** INSTRUCTIONS TO FOLLOW **
Search the records below for the word "object", then return every line where it appears.

[Records contained in a dataset]
- Opening Delimiter -

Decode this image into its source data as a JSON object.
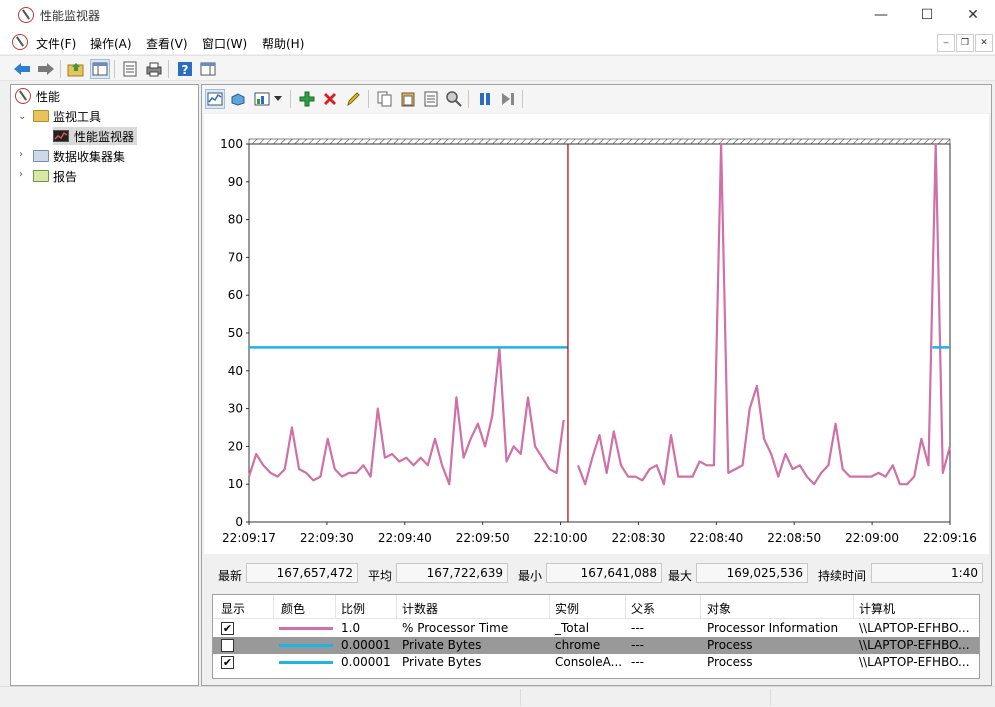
{
  "window": {
    "title": "性能监视器",
    "minimize": "—",
    "maximize": "☐",
    "close": "✕"
  },
  "menu": [
    "文件(F)",
    "操作(A)",
    "查看(V)",
    "窗口(W)",
    "帮助(H)"
  ],
  "toolbar_icons": [
    "back-icon",
    "forward-icon",
    "up-folder-icon",
    "show-hide-tree-icon",
    "properties-icon",
    "print-icon",
    "help-icon",
    "show-hide-action-pane-icon"
  ],
  "tree": {
    "root": "性能",
    "monitoring_tools": "监视工具",
    "perf_monitor": "性能监视器",
    "data_collector_sets": "数据收集器集",
    "reports": "报告"
  },
  "pm_toolbar_icons": [
    "view-graph-icon",
    "view-report-data-icon",
    "change-graph-type-icon",
    "dropdown-arrow-icon",
    "add-counter-icon",
    "delete-counter-icon",
    "highlight-icon",
    "copy-properties-icon",
    "paste-counter-list-icon",
    "properties-icon",
    "zoom-icon",
    "freeze-display-icon",
    "update-data-icon"
  ],
  "colors": {
    "pink": "#d070a8",
    "cyan": "#1cb4e4",
    "red_line": "#b00000",
    "selected_row": "#999999"
  },
  "chart_data": {
    "type": "line",
    "ylim": [
      0,
      100
    ],
    "yticks": [
      "100",
      "90",
      "80",
      "70",
      "60",
      "50",
      "40",
      "30",
      "20",
      "10",
      "0"
    ],
    "xticks": [
      "22:09:17",
      "22:09:30",
      "22:09:40",
      "22:09:50",
      "22:10:00",
      "22:08:30",
      "22:08:40",
      "22:08:50",
      "22:09:00",
      "22:09:16"
    ],
    "current_position_fraction": 0.455,
    "series": [
      {
        "name": "% Processor Time",
        "values": [
          12,
          18,
          15,
          13,
          12,
          14,
          25,
          14,
          13,
          11,
          12,
          22,
          14,
          12,
          13,
          13,
          15,
          12,
          30,
          17,
          18,
          16,
          17,
          15,
          17,
          15,
          22,
          15,
          10,
          33,
          17,
          22,
          26,
          20,
          28,
          46,
          16,
          20,
          18,
          33,
          20,
          17,
          14,
          13,
          27,
          null,
          15,
          10,
          17,
          23,
          13,
          24,
          15,
          12,
          12,
          11,
          14,
          15,
          10,
          23,
          12,
          12,
          12,
          16,
          15,
          15,
          100,
          13,
          14,
          15,
          30,
          36,
          22,
          18,
          12,
          18,
          14,
          15,
          12,
          10,
          13,
          15,
          26,
          14,
          12,
          12,
          12,
          12,
          13,
          12,
          15,
          10,
          10,
          12,
          22,
          15,
          100,
          13,
          20
        ]
      },
      {
        "name": "Private Bytes (ConsoleA…)",
        "values": [
          46.2,
          46.2
        ],
        "visible_segments": [
          [
            0,
            0.455
          ],
          [
            0.975,
            1.0
          ]
        ]
      }
    ]
  },
  "stats": {
    "last_label": "最新",
    "last": "167,657,472",
    "avg_label": "平均",
    "avg": "167,722,639",
    "min_label": "最小",
    "min": "167,641,088",
    "max_label": "最大",
    "max": "169,025,536",
    "duration_label": "持续时间",
    "duration": "1:40"
  },
  "legend": {
    "headers": [
      "显示",
      "颜色",
      "比例",
      "计数器",
      "实例",
      "父系",
      "对象",
      "计算机"
    ],
    "rows": [
      {
        "show": "✔",
        "scale": "1.0",
        "counter": "% Processor Time",
        "instance": "_Total",
        "parent": "---",
        "object": "Processor Information",
        "computer": "\\\\LAPTOP-EFHBO...",
        "color": "#d070a8"
      },
      {
        "show": "",
        "scale": "0.00001",
        "counter": "Private Bytes",
        "instance": "chrome",
        "parent": "---",
        "object": "Process",
        "computer": "\\\\LAPTOP-EFHBO...",
        "color": "#1cb4e4"
      },
      {
        "show": "✔",
        "scale": "0.00001",
        "counter": "Private Bytes",
        "instance": "ConsoleA...",
        "parent": "---",
        "object": "Process",
        "computer": "\\\\LAPTOP-EFHBO...",
        "color": "#1cb4e4"
      }
    ]
  }
}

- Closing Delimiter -

** WRITTEN ANSWER **
Decode this image into its source data as a JSON object.
        "object": "Processor Information",
        "object": "Process",
        "object": "Process",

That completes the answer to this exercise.